Eclipse TPTP is a waste of time

I wasted many hours of my precious weekend to get the Eclipse TPTP Profiler to work. My scenario was a simple standalone Java application.

Conclusion: it's not worth it, trying TFTP to work is an extremely frustrating experience. My life's too short for this kind of thing and I'm not the only one.

Thursday, February 14, 2008

Android API: Can't touch this!

From Ed Burnette's blog entry on the Android SDK M5 update:

But my favorite addition to M5 has to be a function called “getDataFilePath()”. The documentation says:

DO NOT USE THIS FUNCTION!! Someone added this, and they shouldn’t have. You do not have direct access to files inside of a content provider. Don’t touch this. Go away.

Tuesday, January 22, 2008

MapReduce: is it really "a step backwards"?

Some database people are not too happy about MapReduce starting to win the hearts and minds in academia.

The rhetoric smells like yet another religious war. This is where I spit my morning beverage on the keyboard:

Given the experimental evaluations to date, we have serious doubts about how well MapReduce applications can scale.

Furthermore it seems like they ignore that MapReduce tries to solve a very different problem than an RDBMS. One, for which a traditional DBMS doesn't provide a good solution right now.

MapReduce: A major step backwards by David J. DeWitt and Michael Stonebraker


Saturday, January 05, 2008

The Java closures controversy

Although I didn't have time yet to study all the alternatives in detail, I've read a few blog posts and watched the video of Joshua Bloch's presentation at Javapolis about the BGGA Closures proposal.

I tend to agree with him.

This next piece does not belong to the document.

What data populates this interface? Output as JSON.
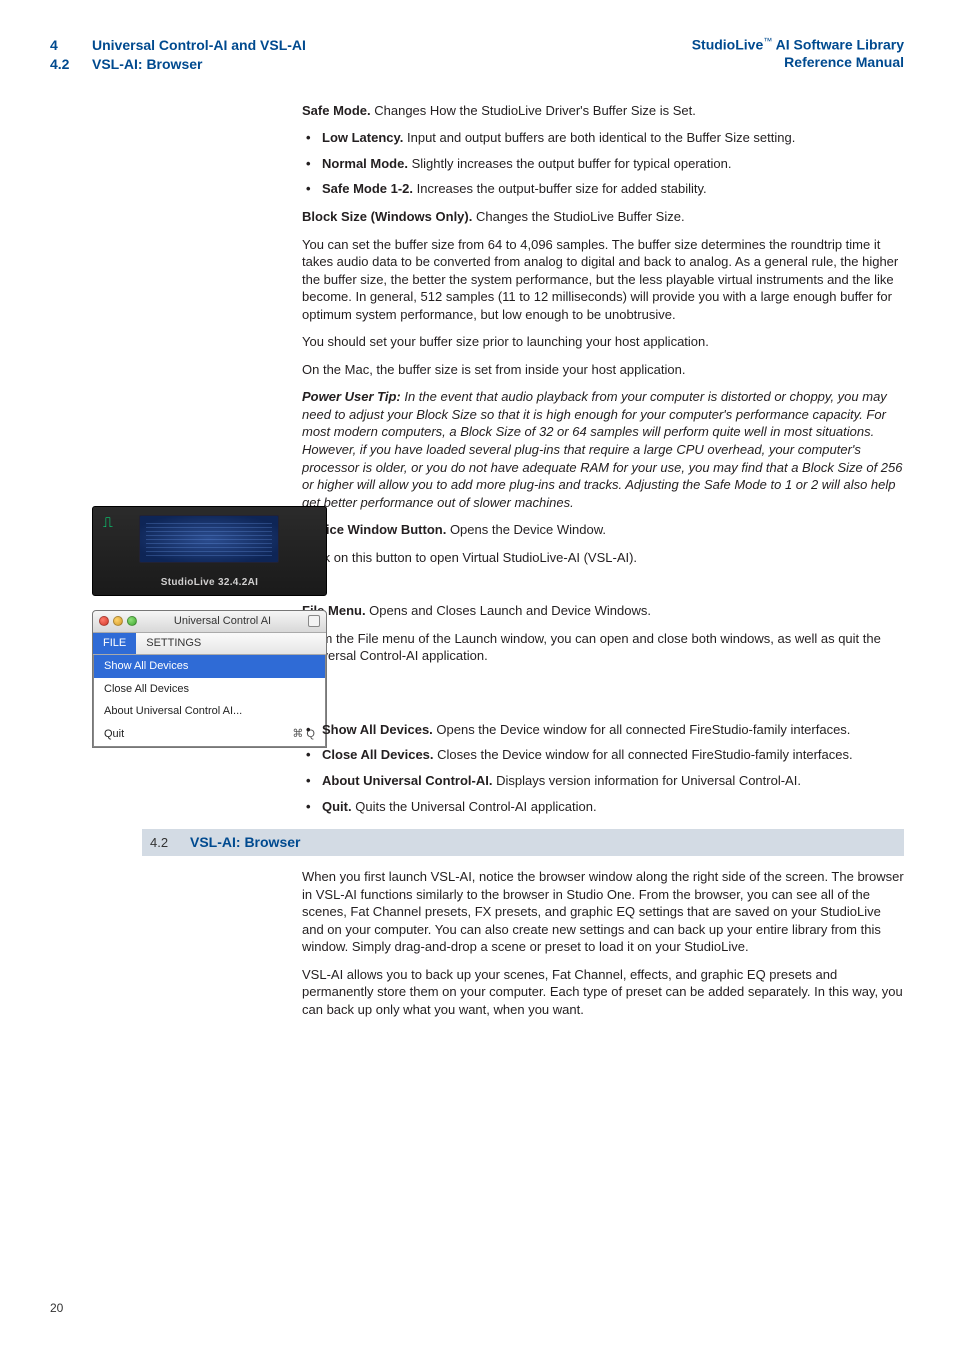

Rushing into a closures implementation and adding yet more complexity to Java is a great chance for the Java community to shoot itself in the foot and turning Java into another C++. In my opinion one strength of Java has always been the ability to say no to new features until there was a convincing solution.